* [WHAT YOU WILL DO]: Retrieve each line that contains the word "structured" from the entries below.

Records from a data collection:
######

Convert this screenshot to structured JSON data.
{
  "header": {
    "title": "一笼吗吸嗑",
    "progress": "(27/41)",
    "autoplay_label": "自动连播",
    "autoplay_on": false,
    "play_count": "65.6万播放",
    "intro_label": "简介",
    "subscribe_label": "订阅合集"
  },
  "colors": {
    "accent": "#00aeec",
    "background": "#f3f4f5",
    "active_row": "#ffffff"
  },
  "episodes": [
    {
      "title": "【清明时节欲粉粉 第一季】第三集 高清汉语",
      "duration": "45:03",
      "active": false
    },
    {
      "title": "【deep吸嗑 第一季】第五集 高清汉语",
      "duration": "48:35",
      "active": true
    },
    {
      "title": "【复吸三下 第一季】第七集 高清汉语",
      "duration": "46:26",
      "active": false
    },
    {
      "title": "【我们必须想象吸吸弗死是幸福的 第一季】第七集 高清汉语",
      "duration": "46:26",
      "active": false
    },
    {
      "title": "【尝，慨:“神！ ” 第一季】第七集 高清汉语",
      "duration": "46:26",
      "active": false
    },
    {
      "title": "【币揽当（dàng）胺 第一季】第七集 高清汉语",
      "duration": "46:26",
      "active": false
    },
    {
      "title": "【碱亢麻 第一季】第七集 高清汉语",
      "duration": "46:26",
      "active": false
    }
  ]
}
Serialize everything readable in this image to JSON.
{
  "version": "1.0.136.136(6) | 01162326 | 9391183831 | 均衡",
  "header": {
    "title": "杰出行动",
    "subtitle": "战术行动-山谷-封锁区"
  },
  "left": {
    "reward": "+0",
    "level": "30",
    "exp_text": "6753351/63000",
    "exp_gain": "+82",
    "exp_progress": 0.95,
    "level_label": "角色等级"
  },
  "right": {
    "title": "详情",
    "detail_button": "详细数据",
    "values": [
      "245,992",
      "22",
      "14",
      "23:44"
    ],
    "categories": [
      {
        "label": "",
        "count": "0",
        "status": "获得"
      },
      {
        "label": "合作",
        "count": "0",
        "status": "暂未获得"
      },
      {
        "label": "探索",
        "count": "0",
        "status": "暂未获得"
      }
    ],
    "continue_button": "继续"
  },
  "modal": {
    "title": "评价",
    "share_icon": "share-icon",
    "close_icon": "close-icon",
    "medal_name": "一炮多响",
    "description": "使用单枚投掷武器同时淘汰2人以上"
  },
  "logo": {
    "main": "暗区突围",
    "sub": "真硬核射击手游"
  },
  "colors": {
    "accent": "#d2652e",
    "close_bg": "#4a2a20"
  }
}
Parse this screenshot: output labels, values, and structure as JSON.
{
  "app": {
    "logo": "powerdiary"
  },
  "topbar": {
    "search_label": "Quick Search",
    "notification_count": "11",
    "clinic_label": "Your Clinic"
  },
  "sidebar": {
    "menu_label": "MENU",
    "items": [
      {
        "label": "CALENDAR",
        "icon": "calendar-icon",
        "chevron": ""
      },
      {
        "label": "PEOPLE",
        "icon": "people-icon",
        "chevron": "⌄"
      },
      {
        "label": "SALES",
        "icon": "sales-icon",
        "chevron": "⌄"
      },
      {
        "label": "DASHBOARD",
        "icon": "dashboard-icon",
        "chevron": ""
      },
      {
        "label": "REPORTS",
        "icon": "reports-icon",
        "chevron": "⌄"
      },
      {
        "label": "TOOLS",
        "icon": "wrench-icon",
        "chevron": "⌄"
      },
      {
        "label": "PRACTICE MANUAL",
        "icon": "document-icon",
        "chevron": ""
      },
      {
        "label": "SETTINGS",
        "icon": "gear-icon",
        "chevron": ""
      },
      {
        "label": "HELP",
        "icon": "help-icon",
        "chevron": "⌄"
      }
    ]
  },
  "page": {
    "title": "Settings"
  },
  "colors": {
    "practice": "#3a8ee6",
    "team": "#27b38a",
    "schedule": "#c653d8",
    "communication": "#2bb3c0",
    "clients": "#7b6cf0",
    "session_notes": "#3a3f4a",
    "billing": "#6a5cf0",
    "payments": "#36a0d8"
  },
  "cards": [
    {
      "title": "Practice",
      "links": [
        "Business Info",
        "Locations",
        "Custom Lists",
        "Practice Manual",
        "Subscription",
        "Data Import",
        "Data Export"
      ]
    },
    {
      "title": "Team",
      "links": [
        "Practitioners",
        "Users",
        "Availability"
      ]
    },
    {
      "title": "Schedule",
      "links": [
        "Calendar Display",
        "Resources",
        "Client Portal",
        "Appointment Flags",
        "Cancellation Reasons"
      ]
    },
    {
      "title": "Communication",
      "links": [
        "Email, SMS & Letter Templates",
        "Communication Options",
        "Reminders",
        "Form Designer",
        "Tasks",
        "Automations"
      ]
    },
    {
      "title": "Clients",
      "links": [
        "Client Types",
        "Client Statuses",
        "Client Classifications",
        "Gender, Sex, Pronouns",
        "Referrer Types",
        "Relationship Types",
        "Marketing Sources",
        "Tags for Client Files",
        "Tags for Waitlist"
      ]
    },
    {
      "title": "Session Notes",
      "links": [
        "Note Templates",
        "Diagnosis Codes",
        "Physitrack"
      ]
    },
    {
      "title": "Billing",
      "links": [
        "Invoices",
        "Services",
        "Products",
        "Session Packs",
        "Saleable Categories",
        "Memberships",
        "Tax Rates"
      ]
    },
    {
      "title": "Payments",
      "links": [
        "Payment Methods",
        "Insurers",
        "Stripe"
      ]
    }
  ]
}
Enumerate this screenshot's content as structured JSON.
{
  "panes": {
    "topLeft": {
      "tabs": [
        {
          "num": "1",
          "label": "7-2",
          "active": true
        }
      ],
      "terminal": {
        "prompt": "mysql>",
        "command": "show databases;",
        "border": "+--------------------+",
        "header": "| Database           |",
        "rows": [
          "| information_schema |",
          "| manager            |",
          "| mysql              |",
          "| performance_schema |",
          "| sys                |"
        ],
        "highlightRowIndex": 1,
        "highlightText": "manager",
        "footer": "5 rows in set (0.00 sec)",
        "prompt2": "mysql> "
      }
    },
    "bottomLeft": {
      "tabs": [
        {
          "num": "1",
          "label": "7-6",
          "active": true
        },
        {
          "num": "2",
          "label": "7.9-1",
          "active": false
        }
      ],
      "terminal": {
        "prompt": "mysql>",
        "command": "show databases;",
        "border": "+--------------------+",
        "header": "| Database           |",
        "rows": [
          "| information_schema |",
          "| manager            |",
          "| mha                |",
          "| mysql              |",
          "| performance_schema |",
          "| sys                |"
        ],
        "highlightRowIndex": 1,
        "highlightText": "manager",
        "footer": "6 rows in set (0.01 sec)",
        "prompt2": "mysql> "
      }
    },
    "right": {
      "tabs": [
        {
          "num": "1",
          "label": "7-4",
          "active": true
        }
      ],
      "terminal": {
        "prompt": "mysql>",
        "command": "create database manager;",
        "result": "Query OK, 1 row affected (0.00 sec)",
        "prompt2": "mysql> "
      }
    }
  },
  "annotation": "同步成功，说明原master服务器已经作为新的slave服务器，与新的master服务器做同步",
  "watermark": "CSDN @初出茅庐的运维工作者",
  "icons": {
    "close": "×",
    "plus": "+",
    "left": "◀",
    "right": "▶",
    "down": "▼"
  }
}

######

* [EXERCISE RESULT]:
Convert this screenshot to structured JSON data.
Enumerate this screenshot's content as structured JSON.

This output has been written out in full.